Data records for software interfaces
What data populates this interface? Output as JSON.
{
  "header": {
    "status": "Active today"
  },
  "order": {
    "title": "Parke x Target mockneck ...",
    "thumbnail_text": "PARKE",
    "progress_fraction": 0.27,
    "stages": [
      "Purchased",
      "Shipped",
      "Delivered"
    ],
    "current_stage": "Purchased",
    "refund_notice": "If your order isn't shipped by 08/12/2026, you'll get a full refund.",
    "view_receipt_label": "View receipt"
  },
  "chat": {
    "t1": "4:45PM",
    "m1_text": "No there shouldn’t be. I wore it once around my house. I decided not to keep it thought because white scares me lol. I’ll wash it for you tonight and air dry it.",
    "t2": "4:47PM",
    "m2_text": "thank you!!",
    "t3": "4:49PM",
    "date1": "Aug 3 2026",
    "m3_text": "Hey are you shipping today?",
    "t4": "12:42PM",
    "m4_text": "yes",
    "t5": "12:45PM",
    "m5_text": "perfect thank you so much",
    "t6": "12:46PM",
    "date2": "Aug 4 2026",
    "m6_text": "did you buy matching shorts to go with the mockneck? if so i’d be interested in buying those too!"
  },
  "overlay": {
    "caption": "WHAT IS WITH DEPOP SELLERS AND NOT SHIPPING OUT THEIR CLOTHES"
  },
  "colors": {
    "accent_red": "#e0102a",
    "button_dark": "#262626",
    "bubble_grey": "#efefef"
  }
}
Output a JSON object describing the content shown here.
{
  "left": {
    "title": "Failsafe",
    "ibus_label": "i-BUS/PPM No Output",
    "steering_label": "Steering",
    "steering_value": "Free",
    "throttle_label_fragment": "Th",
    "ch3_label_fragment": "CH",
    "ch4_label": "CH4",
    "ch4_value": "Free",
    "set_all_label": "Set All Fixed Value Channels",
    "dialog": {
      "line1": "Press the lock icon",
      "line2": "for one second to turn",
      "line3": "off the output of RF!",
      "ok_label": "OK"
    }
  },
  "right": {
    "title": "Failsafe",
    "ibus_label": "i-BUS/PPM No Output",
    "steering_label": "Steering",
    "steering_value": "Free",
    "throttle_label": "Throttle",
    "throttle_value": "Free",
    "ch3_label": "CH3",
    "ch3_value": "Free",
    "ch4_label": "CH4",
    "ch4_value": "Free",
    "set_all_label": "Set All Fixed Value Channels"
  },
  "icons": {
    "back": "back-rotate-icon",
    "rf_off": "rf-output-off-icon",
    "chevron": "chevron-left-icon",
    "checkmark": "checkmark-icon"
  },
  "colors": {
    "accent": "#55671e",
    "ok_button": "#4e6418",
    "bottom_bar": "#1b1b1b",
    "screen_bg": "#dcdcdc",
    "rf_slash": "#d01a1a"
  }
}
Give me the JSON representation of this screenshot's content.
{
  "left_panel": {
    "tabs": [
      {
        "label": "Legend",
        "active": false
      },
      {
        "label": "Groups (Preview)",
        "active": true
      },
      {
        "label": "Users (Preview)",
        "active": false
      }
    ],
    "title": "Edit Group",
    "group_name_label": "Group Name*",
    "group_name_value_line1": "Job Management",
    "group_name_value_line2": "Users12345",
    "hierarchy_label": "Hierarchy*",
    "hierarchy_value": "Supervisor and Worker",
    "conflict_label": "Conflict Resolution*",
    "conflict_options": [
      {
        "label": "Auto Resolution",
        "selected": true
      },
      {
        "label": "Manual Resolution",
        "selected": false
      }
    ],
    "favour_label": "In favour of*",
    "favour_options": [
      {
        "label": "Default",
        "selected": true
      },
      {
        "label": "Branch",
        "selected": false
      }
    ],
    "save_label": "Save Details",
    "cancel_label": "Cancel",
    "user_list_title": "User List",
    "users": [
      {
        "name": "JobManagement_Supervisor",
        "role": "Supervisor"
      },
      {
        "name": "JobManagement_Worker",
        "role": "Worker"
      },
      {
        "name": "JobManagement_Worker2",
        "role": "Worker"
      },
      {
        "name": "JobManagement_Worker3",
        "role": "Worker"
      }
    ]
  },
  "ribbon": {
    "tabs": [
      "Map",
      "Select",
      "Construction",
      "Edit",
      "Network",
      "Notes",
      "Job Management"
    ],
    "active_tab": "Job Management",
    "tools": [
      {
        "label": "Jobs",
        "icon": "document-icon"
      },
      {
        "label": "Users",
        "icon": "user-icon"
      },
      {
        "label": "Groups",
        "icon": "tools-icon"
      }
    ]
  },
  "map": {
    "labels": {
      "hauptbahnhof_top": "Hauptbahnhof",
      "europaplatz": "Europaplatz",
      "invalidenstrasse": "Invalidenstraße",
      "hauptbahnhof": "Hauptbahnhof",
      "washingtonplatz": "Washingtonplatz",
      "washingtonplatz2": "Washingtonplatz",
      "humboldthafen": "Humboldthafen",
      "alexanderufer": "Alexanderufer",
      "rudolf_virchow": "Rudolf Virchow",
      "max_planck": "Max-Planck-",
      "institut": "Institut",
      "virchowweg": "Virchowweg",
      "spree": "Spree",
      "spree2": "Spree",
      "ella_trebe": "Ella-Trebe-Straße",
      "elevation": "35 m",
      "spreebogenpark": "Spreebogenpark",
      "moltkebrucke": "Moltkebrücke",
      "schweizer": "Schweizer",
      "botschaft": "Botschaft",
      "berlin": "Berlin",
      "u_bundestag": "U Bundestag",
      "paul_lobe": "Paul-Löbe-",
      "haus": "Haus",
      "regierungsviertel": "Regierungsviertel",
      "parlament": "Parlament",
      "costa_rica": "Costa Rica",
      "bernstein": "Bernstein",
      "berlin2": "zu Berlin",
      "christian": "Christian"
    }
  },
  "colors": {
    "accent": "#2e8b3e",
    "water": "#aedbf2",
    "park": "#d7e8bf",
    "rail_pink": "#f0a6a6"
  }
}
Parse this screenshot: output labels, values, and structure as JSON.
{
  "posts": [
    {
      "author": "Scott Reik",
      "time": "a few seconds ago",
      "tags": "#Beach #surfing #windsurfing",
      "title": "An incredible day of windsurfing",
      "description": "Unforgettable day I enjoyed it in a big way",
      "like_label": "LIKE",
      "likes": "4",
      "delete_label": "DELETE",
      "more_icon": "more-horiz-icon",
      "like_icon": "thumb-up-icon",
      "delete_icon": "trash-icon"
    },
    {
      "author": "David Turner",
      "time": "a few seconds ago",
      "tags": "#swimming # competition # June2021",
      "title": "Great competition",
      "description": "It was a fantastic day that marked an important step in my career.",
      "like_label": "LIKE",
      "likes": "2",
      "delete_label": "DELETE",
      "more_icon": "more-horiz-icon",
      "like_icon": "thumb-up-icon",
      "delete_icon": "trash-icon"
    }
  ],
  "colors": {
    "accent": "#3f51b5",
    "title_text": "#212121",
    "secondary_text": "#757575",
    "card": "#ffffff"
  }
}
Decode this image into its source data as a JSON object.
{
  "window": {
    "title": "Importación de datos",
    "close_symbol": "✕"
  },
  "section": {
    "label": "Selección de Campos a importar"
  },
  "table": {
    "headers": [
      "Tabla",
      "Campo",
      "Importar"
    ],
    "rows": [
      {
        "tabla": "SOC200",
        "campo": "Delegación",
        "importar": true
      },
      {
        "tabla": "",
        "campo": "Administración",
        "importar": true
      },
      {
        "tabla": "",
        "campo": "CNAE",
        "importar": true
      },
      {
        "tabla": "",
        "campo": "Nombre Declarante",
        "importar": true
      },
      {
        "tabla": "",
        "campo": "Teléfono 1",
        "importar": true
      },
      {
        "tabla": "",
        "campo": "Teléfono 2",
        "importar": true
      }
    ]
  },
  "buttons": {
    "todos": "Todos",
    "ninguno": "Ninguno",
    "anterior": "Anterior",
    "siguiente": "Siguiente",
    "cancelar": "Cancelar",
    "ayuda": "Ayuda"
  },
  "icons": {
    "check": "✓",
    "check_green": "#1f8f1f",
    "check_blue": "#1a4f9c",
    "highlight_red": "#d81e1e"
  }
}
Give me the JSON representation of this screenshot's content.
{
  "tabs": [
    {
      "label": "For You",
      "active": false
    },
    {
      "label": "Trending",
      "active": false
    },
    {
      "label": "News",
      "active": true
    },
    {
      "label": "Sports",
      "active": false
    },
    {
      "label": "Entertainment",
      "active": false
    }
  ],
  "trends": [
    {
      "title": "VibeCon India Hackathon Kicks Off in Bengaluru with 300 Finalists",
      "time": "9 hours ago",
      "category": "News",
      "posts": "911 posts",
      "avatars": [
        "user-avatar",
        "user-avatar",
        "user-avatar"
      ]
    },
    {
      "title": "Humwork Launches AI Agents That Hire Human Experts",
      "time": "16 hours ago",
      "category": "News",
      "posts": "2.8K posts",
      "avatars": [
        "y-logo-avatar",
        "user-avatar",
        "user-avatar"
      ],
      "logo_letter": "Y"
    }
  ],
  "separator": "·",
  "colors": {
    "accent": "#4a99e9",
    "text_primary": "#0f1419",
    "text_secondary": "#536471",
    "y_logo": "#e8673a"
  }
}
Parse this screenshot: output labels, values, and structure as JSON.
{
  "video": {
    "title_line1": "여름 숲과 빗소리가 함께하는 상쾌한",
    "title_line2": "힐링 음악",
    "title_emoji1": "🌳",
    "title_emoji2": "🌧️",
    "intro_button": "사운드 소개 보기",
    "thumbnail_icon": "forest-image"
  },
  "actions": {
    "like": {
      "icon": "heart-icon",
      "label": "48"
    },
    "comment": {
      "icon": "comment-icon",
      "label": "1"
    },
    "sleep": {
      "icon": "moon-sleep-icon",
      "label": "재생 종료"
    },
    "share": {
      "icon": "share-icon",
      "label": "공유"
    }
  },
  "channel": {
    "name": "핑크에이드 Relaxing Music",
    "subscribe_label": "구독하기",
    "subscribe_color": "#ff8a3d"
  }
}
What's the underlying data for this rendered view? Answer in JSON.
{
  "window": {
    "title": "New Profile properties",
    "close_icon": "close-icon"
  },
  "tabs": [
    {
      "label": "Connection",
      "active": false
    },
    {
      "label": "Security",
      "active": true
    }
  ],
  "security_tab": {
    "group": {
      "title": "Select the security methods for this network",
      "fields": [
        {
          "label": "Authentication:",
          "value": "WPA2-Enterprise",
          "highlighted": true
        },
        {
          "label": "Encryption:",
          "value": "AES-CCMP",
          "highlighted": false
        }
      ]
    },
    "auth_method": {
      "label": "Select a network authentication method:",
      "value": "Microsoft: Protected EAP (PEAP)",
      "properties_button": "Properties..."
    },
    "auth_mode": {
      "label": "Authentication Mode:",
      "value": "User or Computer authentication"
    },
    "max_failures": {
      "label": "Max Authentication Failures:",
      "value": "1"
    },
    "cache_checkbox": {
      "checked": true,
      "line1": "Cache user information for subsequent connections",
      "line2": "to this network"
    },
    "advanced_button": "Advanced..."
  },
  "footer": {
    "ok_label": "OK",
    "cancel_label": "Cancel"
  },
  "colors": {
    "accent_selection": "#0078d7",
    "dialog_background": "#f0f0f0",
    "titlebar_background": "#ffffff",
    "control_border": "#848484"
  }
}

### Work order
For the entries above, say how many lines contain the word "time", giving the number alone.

### Answer space
4